*Food Justice* is defined the as the *right of communities everywhere* to produce, distribute, access, and eat good food regardless of race, class, gender, ethnicity, citizenship, ability, religion, or community. Studies show that *African American communities are disproportionately at risk for low food access, as well as poor nutrition outcomes as compared to whites.

Phyllis Bowen, Nutrition
Molly Doane, Anthropology
Susan Levine, History and Institute for the Humanities
Gayatri Reddy, Anthropology and Gender and Women’s Studies
Alice Weinreb, History, Northwestern
Ina Zweiniger-Bargielowska, History

Food Economies Brown Bag Lunches
Brown Bag lunches take place the first Tuesday of every month from 12:00-1:30 p.m. in the Institute for the Humanities, lower level Stevenson Hall, 701 South Morgan. The brief, informal presentations will be followed by discussion.

September 1, 2011:  Issues in Food Production
Molly Doane, UIC Anthropology
“Peasant Farmers and Petty Commodity Production”
October 6,2011: Issues in Food Distribution 
Paul-Brian-McInerney, UIC Sociology
“Farmers; Markets in Chicago”

Lisa Lee, UIC Hull-House
“The Hull-House Heirloom Seed Library:  Cultivating Change”
November 3,2011:  Issues in Food Consumption 
Anna Roosevelt. UIC Anthropology
“Evolutionary and Historical Issues in Food Production”
December 1,2011:  Teaching Food Issues
Alice Weinreb, Northwestern University
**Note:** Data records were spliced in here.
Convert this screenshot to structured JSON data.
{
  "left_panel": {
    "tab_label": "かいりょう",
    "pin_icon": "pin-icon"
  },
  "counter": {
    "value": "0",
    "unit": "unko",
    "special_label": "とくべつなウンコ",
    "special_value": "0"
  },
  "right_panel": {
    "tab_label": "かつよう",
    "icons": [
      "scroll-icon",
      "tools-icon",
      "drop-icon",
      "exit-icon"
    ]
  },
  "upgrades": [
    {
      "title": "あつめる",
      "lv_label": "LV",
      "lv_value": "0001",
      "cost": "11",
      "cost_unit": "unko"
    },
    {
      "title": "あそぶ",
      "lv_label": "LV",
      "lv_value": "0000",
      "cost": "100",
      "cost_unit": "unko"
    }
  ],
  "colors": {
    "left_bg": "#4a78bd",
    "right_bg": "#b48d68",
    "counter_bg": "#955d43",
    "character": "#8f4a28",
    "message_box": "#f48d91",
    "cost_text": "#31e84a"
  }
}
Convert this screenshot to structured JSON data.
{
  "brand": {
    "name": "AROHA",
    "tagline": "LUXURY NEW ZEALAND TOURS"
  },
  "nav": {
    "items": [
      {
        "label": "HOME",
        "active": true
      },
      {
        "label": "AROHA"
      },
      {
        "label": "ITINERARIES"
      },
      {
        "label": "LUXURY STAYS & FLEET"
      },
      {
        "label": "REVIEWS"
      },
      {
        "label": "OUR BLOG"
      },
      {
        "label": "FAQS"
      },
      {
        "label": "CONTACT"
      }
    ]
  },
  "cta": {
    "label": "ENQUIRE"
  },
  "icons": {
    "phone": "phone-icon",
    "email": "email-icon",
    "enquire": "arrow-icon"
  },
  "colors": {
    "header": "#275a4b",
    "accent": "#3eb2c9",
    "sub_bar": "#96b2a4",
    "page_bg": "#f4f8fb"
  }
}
Tuesday, January 24, 2012 
Ina Zweiniger-Bargielowska, UIC History
“Managing the Body: Historical Perspectives on Vegetarianism and Alternative Diets”

Tuesday, February 21, 2012
Lori Baptista, African American Cultural Center
“Urban Ag Movements in Chicago’s Roseland Community”

Tuesday, March 27, 2012
Phyllis Bowen, UIC Nutrition
“The Hunger Projects Epicenter Strategy: Uganda:  Experience from the Field”

Tuesday, April 17, 2012
Film: “Cooking History”  


NEW:  Syllabi Circulated at “Teaching Food Issues” Presentation December 1, 2011

These events are free and open to the public. Beverages will be provided. Parking stickers available for UIC West campus and non-UIC participants.

Preregistration is encouraged, either online, by email, or phone 312-996-6354.

The CAFS group brings together scholars from a variety of disciplines and institutions to
discuss issues in the politics, culture and history of food.

Watch for: April 2013 conference “Hunger, Famine and Abundance:  Global Perspectives on Food since 1945”

For additional information contact Linda Vavra at or 312-996-6354.